In 2020, a business case estimated the extension of the LRT from Century Park to Ellerslie Road would cost about $1 billion, and federal funding to the tune of more than $400 million was approved based on that project cost.
However, the city said inflation, supply chain disruption, commodity price volatility and increased competition for skilled labour caused the estimate to balloon above the approved project funding.
Now, city administration is looking at what can be cut or deferred in order to keep the 4.5-kilometre extension within scope. The city did not share a dollar value on how much the project’s cost has increased by.
Ward Ipiihkoohkanipiaohtsi Coun. Jennifer Rice said the proposed scope changes are concerning as residents aren’t being asked for input.

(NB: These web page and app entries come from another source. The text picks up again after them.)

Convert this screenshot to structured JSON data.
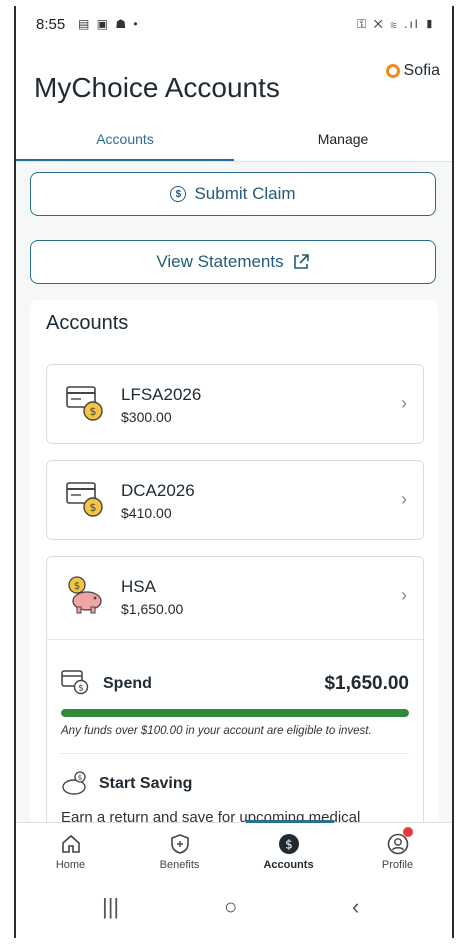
{
  "status_bar": {
    "time": "8:55",
    "left_icons": "▤ ▣ ☗ •",
    "right_icons": "⚿ ✕ ≋ .ıl ▮"
  },
  "header": {
    "title": "MyChoice Accounts",
    "assistant_label": "Sofia"
  },
  "tabs": [
    {
      "label": "Accounts",
      "active": true
    },
    {
      "label": "Manage",
      "active": false
    }
  ],
  "actions": {
    "submit_claim": "Submit Claim",
    "view_statements": "View Statements"
  },
  "accounts": {
    "heading": "Accounts",
    "items": [
      {
        "name": "LFSA2026",
        "balance": "$300.00",
        "icon": "card-coin-icon"
      },
      {
        "name": "DCA2026",
        "balance": "$410.00",
        "icon": "card-coin-icon"
      },
      {
        "name": "HSA",
        "balance": "$1,650.00",
        "icon": "piggy-bank-icon"
      }
    ],
    "hsa_details": {
      "spend_label": "Spend",
      "spend_value": "$1,650.00",
      "spend_progress_percent": 100,
      "note": "Any funds over $100.00 in your account are eligible to invest.",
      "saving_label": "Start Saving",
      "saving_desc": "Earn a return and save for upcoming medical"
    }
  },
  "bottom_nav": [
    {
      "label": "Home",
      "icon": "home-icon",
      "active": false
    },
    {
      "label": "Benefits",
      "icon": "shield-icon",
      "active": false
    },
    {
      "label": "Accounts",
      "icon": "dollar-icon",
      "active": true
    },
    {
      "label": "Profile",
      "icon": "profile-icon",
      "active": false
    }
  ],
  "system_nav": {
    "recents": "|||",
    "home": "○",
    "back": "‹"
  },
  "colors": {
    "accent": "#2b6f8f",
    "progress": "#2f8a3c",
    "sofia": "#f28a1a",
    "badge": "#e53935"
  }
}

“For our city’s normal process, for this major infrastructure project, we would have public consultation … right now, with all this change, why are we not providing the opportunity for the public to be heard?”
The city said there has been public engagement on the extension since development began in 2008, with feedback helping shape the preliminary design. According to a city update on the extension, the last chance for residents to provide feedback was in January 2023, but the scope changes weren’t brought up.
Three scope changes are proposed to cut costs.
The initial plan was to have the existing Heritage Valley Park and Ride nearly doubled in size to 1,900 parking spots, but city staff said deferring that expansion could be an option for cutting costs.
Rice said cutting parking spots at the park and ride would mean less people would be able to ride the LRT from Heritage Valley.
“This will reduce the capacity for Edmontonians to use our LRT within that fastest-growing, high-density area,” she said.
The station at Heritage Valley and the crossing at Ellerslie Road are both designed to be elevated, but to cut costs, the city said the station and crossing could be built at grade instead.
But moving the crossing to street level has the potential to cause traffic issues, Rice said.
“Everyone knows Ellerslie Road is a major, busy traffic route and the most frequently used in the southwest area,” said Rice.
As part of the project, the city was planning on ordering 24 new LRT cars, a number that accounted for service levels and spares. The city said it could reduce that number to the minimum service requirement and spares.
The city is also looking at changes to the planned operations and maintenance facility that will come along with the extension. Instead of storage for 50 cars and a maintenance area, the reduced scope facility would include storage for 40 cars and no maintenance area.
City council will take a look at these cuts at an executive committee meeting Friday, but no decision will be made. Rice said she has requested the discussion be pushed ahead so residents have a chance to look at the changes.
Construction on the extension is expected to begin late this year and take up to five years, according to the city.